START MATERIALS PROVIDED
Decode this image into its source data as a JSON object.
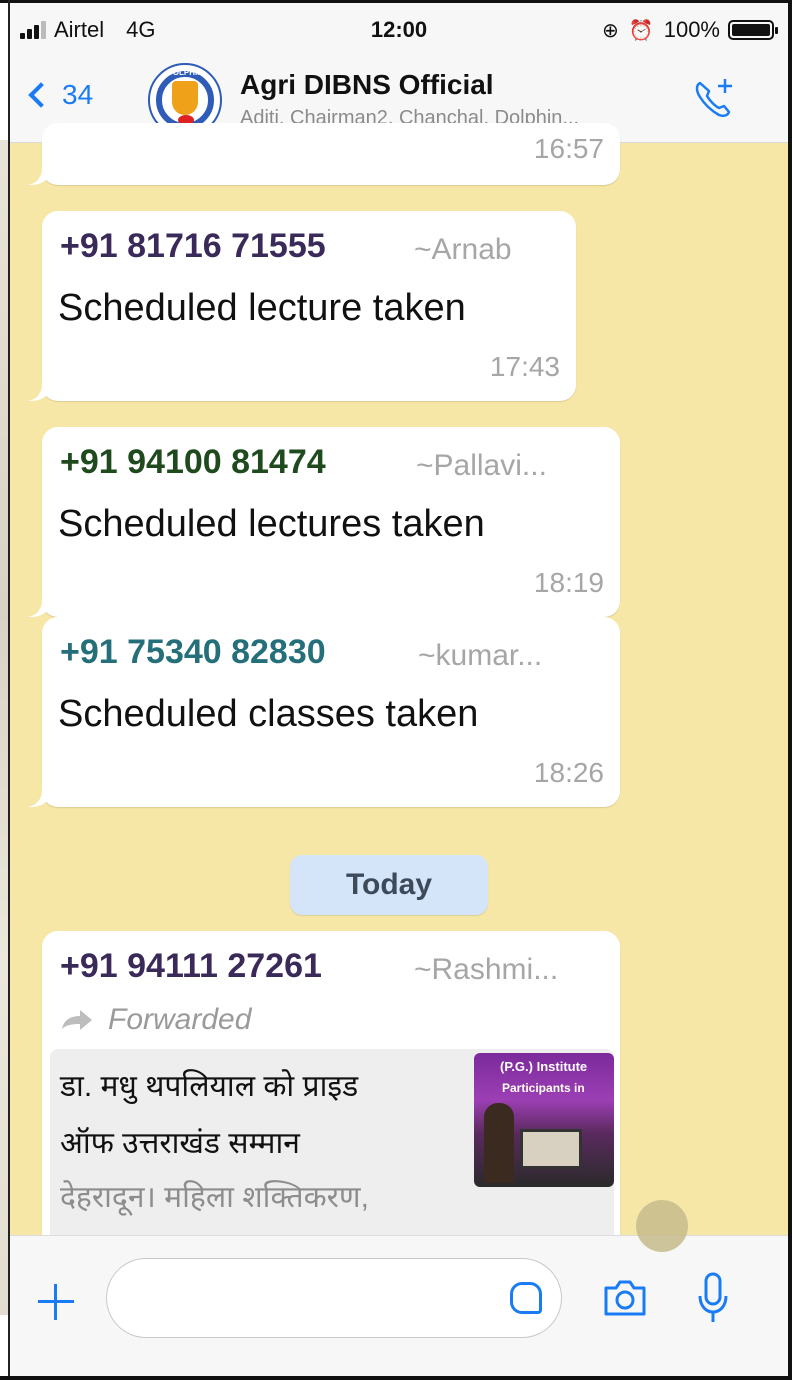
{
  "status": {
    "carrier": "Airtel",
    "network": "4G",
    "time": "12:00",
    "battery": "100%"
  },
  "header": {
    "back_count": "34",
    "title": "Agri DIBNS Official",
    "subtitle": "Aditi, Chairman2, Chanchal, Dolphin...",
    "avatar_text": "DOLPHIN"
  },
  "messages": [
    {
      "time": "16:57"
    },
    {
      "sender": "+91 81716 71555",
      "alias": "~Arnab",
      "text": "Scheduled lecture taken",
      "time": "17:43",
      "color": "#3a2a5a"
    },
    {
      "sender": "+91 94100 81474",
      "alias": "~Pallavi...",
      "text": "Scheduled lectures taken",
      "time": "18:19",
      "color": "#1e4a1e"
    },
    {
      "sender": "+91 75340 82830",
      "alias": "~kumar...",
      "text": "Scheduled classes taken",
      "time": "18:26",
      "color": "#256f7a"
    }
  ],
  "divider": "Today",
  "forwarded_message": {
    "sender": "+91 94111 27261",
    "alias": "~Rashmi...",
    "forwarded_label": "Forwarded",
    "preview_line1": "डा. मधु थपलियाल को प्राइड",
    "preview_line2": "ऑफ उत्तराखंड सम्मान",
    "preview_line3": "देहरादून। महिला शक्तिकरण,",
    "thumb_line1": "(P.G.) Institute",
    "thumb_line2": "Participants in",
    "sender_color": "#3a2a5a"
  },
  "input": {
    "placeholder": ""
  },
  "icons": {
    "back": "chevron-left-icon",
    "call": "add-call-icon",
    "plus": "plus-icon",
    "sticker": "sticker-icon",
    "camera": "camera-icon",
    "mic": "microphone-icon",
    "forward": "forward-arrow-icon"
  },
  "colors": {
    "accent": "#1a7cf5",
    "chat_background": "#f6e7a6",
    "date_chip": "#d4e5fa"
  }
}
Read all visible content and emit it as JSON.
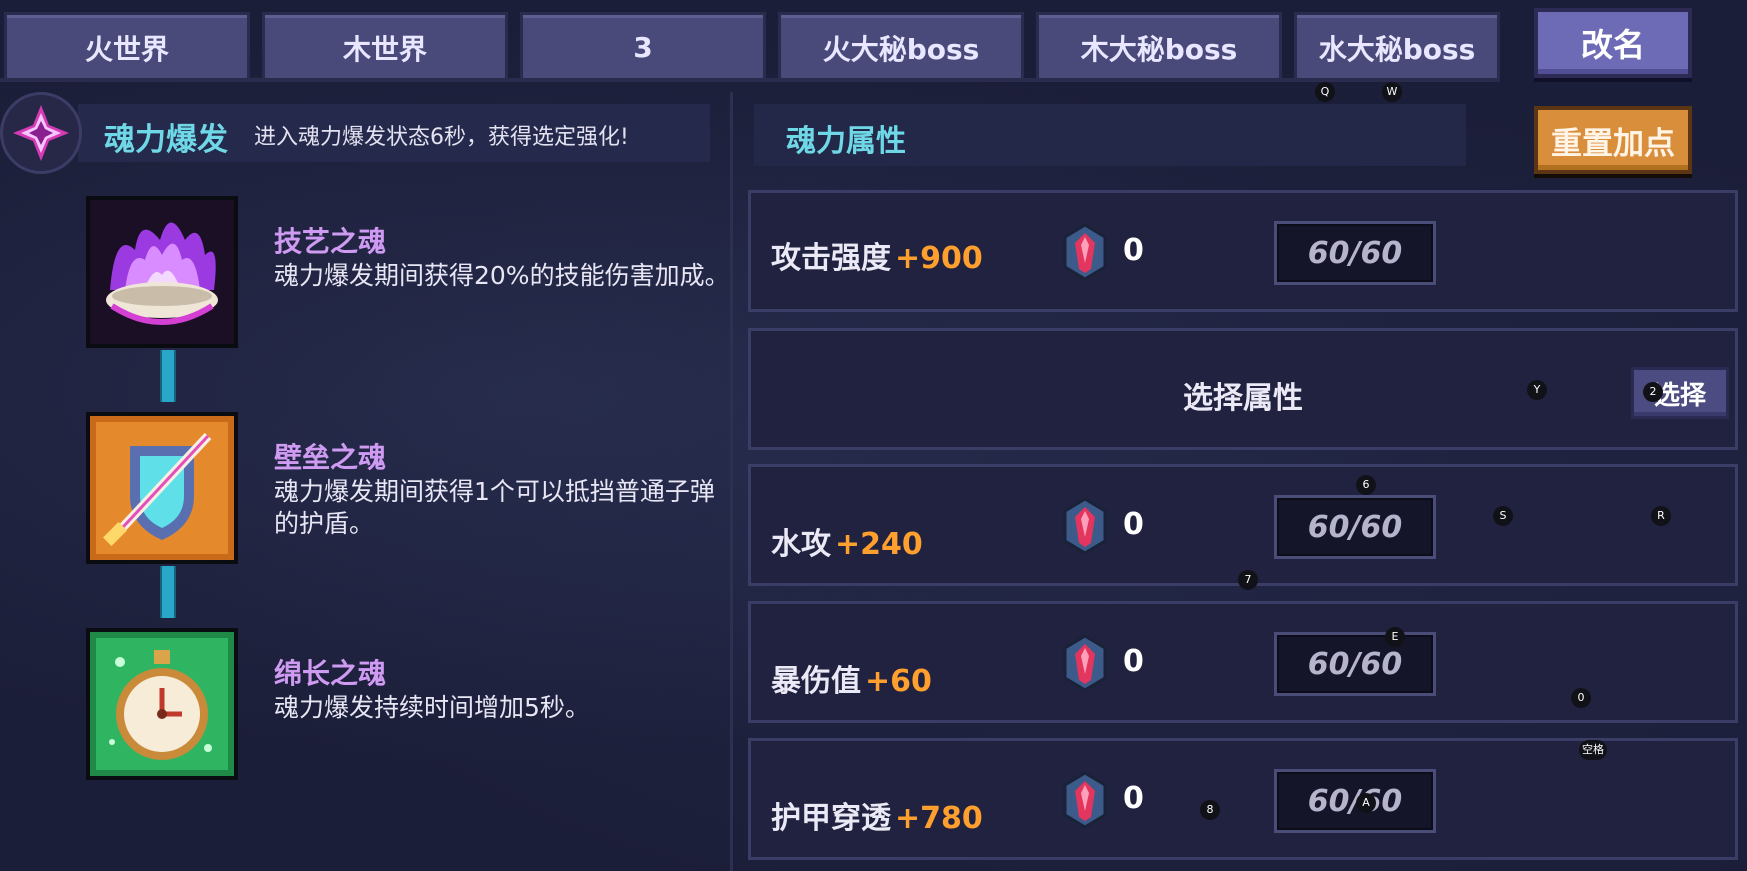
{
  "tabs": [
    {
      "label": "火世界"
    },
    {
      "label": "木世界"
    },
    {
      "label": "3"
    },
    {
      "label": "火大秘boss"
    },
    {
      "label": "木大秘boss"
    },
    {
      "label": "水大秘boss"
    }
  ],
  "rename_label": "改名",
  "burst": {
    "title": "魂力爆发",
    "description": "进入魂力爆发状态6秒，获得选定强化!"
  },
  "souls": [
    {
      "name": "技艺之魂",
      "description": "魂力爆发期间获得20%的技能伤害加成。",
      "icon": "purple-flame-bowl-icon"
    },
    {
      "name": "壁垒之魂",
      "description": "魂力爆发期间获得1个可以抵挡普通子弹的护盾。",
      "icon": "shield-sword-icon"
    },
    {
      "name": "绵长之魂",
      "description": "魂力爆发持续时间增加5秒。",
      "icon": "stopwatch-icon"
    }
  ],
  "attributes": {
    "title": "魂力属性",
    "reset_label": "重置加点",
    "rows": [
      {
        "label": "攻击强度",
        "bonus": "+900",
        "count": "0",
        "cap": "60/60"
      },
      {
        "label": "水攻",
        "bonus": "+240",
        "count": "0",
        "cap": "60/60"
      },
      {
        "label": "暴伤值",
        "bonus": "+60",
        "count": "0",
        "cap": "60/60"
      },
      {
        "label": "护甲穿透",
        "bonus": "+780",
        "count": "0",
        "cap": "60/60"
      }
    ],
    "select_row": {
      "label": "选择属性",
      "button": "选择"
    }
  },
  "key_hints": [
    "Q",
    "W",
    "2",
    "Y",
    "6",
    "S",
    "R",
    "7",
    "E",
    "0",
    "空格",
    "8",
    "A"
  ],
  "colors": {
    "tab_bg": "#4a4a7a",
    "accent_cyan": "#6fd8e6",
    "soul_name": "#cf9bf2",
    "bonus_orange": "#ff9f2e",
    "reset_orange": "#d98e3c"
  }
}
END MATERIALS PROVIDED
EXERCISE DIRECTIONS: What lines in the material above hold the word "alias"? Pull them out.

ANSWER SPACE:
      "alias": "~Arnab",
      "alias": "~Pallavi...",
      "alias": "~kumar...",
    "alias": "~Rashmi...",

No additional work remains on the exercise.